▸ Extracted entries:
------------

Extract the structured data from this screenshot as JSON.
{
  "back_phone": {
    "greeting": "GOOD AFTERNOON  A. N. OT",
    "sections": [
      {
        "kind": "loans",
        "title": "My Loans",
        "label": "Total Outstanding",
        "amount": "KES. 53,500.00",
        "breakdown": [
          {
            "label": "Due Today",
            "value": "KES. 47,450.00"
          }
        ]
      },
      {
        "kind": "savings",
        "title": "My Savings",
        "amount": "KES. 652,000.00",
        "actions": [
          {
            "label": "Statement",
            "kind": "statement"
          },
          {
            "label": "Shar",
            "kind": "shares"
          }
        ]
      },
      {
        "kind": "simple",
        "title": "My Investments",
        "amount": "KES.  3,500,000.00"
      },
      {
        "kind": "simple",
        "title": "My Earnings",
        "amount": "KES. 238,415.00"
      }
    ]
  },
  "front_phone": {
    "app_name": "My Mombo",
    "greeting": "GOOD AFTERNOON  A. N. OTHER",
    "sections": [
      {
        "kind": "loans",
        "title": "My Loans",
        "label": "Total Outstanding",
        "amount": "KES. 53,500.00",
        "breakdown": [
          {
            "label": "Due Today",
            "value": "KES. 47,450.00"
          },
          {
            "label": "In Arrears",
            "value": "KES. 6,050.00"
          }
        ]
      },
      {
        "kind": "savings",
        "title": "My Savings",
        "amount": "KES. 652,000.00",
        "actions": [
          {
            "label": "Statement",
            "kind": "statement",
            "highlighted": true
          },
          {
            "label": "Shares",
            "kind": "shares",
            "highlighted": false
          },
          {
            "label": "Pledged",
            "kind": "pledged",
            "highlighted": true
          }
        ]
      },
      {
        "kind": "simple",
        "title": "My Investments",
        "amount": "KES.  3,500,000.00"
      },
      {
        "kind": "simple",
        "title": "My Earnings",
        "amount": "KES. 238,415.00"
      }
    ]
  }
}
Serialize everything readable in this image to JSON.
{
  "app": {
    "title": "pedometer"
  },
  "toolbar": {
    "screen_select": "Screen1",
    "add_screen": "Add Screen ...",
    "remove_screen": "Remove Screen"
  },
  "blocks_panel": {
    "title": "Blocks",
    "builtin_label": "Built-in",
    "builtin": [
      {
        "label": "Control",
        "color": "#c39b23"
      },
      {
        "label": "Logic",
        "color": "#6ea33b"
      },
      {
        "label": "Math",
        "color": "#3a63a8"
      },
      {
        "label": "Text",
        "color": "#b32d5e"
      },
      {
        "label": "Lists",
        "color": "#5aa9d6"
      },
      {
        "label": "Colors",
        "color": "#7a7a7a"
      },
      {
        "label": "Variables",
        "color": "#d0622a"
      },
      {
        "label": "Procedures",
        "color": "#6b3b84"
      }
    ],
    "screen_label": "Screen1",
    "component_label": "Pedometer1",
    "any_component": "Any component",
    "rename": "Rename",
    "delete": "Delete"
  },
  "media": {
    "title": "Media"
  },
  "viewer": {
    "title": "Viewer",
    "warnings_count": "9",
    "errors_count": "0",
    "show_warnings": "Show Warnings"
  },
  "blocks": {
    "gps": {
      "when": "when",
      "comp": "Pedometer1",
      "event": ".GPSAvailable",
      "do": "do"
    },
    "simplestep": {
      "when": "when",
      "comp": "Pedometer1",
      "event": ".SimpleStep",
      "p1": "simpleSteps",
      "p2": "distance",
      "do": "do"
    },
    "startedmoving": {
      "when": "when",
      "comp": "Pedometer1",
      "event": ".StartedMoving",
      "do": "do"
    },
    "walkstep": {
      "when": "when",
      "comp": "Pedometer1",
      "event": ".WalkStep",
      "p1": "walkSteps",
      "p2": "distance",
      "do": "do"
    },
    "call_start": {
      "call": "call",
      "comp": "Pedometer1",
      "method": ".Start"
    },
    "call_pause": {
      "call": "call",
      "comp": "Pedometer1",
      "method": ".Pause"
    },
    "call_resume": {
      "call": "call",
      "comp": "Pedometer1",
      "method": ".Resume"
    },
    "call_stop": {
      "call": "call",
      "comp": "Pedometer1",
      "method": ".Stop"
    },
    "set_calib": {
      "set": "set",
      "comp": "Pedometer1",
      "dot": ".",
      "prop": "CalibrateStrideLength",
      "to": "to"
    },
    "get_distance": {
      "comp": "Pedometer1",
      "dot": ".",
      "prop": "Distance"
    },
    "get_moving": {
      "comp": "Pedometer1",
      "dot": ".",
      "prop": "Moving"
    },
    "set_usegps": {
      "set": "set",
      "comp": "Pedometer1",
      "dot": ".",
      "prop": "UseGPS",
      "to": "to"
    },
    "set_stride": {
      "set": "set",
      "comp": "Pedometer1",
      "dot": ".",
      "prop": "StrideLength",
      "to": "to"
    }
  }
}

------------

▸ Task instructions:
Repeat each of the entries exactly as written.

▸ Result for this exercise:
Extract the structured data from this screenshot as JSON.
{
  "back_phone": {
    "greeting": "GOOD AFTERNOON  A. N. OT",
    "sections": [
      {
        "kind": "loans",
        "title": "My Loans",
        "label": "Total Outstanding",
        "amount": "KES. 53,500.00",
        "breakdown": [
          {
            "label": "Due Today",
            "value": "KES. 47,450.00"
          }
        ]
      },
      {
        "kind": "savings",
        "title": "My Savings",
        "amount": "KES. 652,000.00",
        "actions": [
          {
            "label": "Statement",
            "kind": "statement"
          },
          {
            "label": "Shar",
            "kind": "shares"
          }
        ]
      },
      {
        "kind": "simple",
        "title": "My Investments",
        "amount": "KES.  3,500,000.00"
      },
      {
        "kind": "simple",
        "title": "My Earnings",
        "amount": "KES. 238,415.00"
      }
    ]
  },
  "front_phone": {
    "app_name": "My Mombo",
    "greeting": "GOOD AFTERNOON  A. N. OTHER",
    "sections": [
      {
        "kind": "loans",
        "title": "My Loans",
        "label": "Total Outstanding",
        "amount": "KES. 53,500.00",
        "breakdown": [
          {
            "label": "Due Today",
            "value": "KES. 47,450.00"
          },
          {
            "label": "In Arrears",
            "value": "KES. 6,050.00"
          }
        ]
      },
      {
        "kind": "savings",
        "title": "My Savings",
        "amount": "KES. 652,000.00",
        "actions": [
          {
            "label": "Statement",
            "kind": "statement",
            "highlighted": true
          },
          {
            "label": "Shares",
            "kind": "shares",
            "highlighted": false
          },
          {
            "label": "Pledged",
            "kind": "pledged",
            "highlighted": true
          }
        ]
      },
      {
        "kind": "simple",
        "title": "My Investments",
        "amount": "KES.  3,500,000.00"
      },
      {
        "kind": "simple",
        "title": "My Earnings",
        "amount": "KES. 238,415.00"
      }
    ]
  }
}
Serialize everything readable in this image to JSON.
{
  "app": {
    "title": "pedometer"
  },
  "toolbar": {
    "screen_select": "Screen1",
    "add_screen": "Add Screen ...",
    "remove_screen": "Remove Screen"
  },
  "blocks_panel": {
    "title": "Blocks",
    "builtin_label": "Built-in",
    "builtin": [
      {
        "label": "Control",
        "color": "#c39b23"
      },
      {
        "label": "Logic",
        "color": "#6ea33b"
      },
      {
        "label": "Math",
        "color": "#3a63a8"
      },
      {
        "label": "Text",
        "color": "#b32d5e"
      },
      {
        "label": "Lists",
        "color": "#5aa9d6"
      },
      {
        "label": "Colors",
        "color": "#7a7a7a"
      },
      {
        "label": "Variables",
        "color": "#d0622a"
      },
      {
        "label": "Procedures",
        "color": "#6b3b84"
      }
    ],
    "screen_label": "Screen1",
    "component_label": "Pedometer1",
    "any_component": "Any component",
    "rename": "Rename",
    "delete": "Delete"
  },
  "media": {
    "title": "Media"
  },
  "viewer": {
    "title": "Viewer",
    "warnings_count": "9",
    "errors_count": "0",
    "show_warnings": "Show Warnings"
  },
  "blocks": {
    "gps": {
      "when": "when",
      "comp": "Pedometer1",
      "event": ".GPSAvailable",
      "do": "do"
    },
    "simplestep": {
      "when": "when",
      "comp": "Pedometer1",
      "event": ".SimpleStep",
      "p1": "simpleSteps",
      "p2": "distance",
      "do": "do"
    },
    "startedmoving": {
      "when": "when",
      "comp": "Pedometer1",
      "event": ".StartedMoving",
      "do": "do"
    },
    "walkstep": {
      "when": "when",
      "comp": "Pedometer1",
      "event": ".WalkStep",
      "p1": "walkSteps",
      "p2": "distance",
      "do": "do"
    },
    "call_start": {
      "call": "call",
      "comp": "Pedometer1",
      "method": ".Start"
    },
    "call_pause": {
      "call": "call",
      "comp": "Pedometer1",
      "method": ".Pause"
    },
    "call_resume": {
      "call": "call",
      "comp": "Pedometer1",
      "method": ".Resume"
    },
    "call_stop": {
      "call": "call",
      "comp": "Pedometer1",
      "method": ".Stop"
    },
    "set_calib": {
      "set": "set",
      "comp": "Pedometer1",
      "dot": ".",
      "prop": "CalibrateStrideLength",
      "to": "to"
    },
    "get_distance": {
      "comp": "Pedometer1",
      "dot": ".",
      "prop": "Distance"
    },
    "get_moving": {
      "comp": "Pedometer1",
      "dot": ".",
      "prop": "Moving"
    },
    "set_usegps": {
      "set": "set",
      "comp": "Pedometer1",
      "dot": ".",
      "prop": "UseGPS",
      "to": "to"
    },
    "set_stride": {
      "set": "set",
      "comp": "Pedometer1",
      "dot": ".",
      "prop": "StrideLength",
      "to": "to"
    }
  }
}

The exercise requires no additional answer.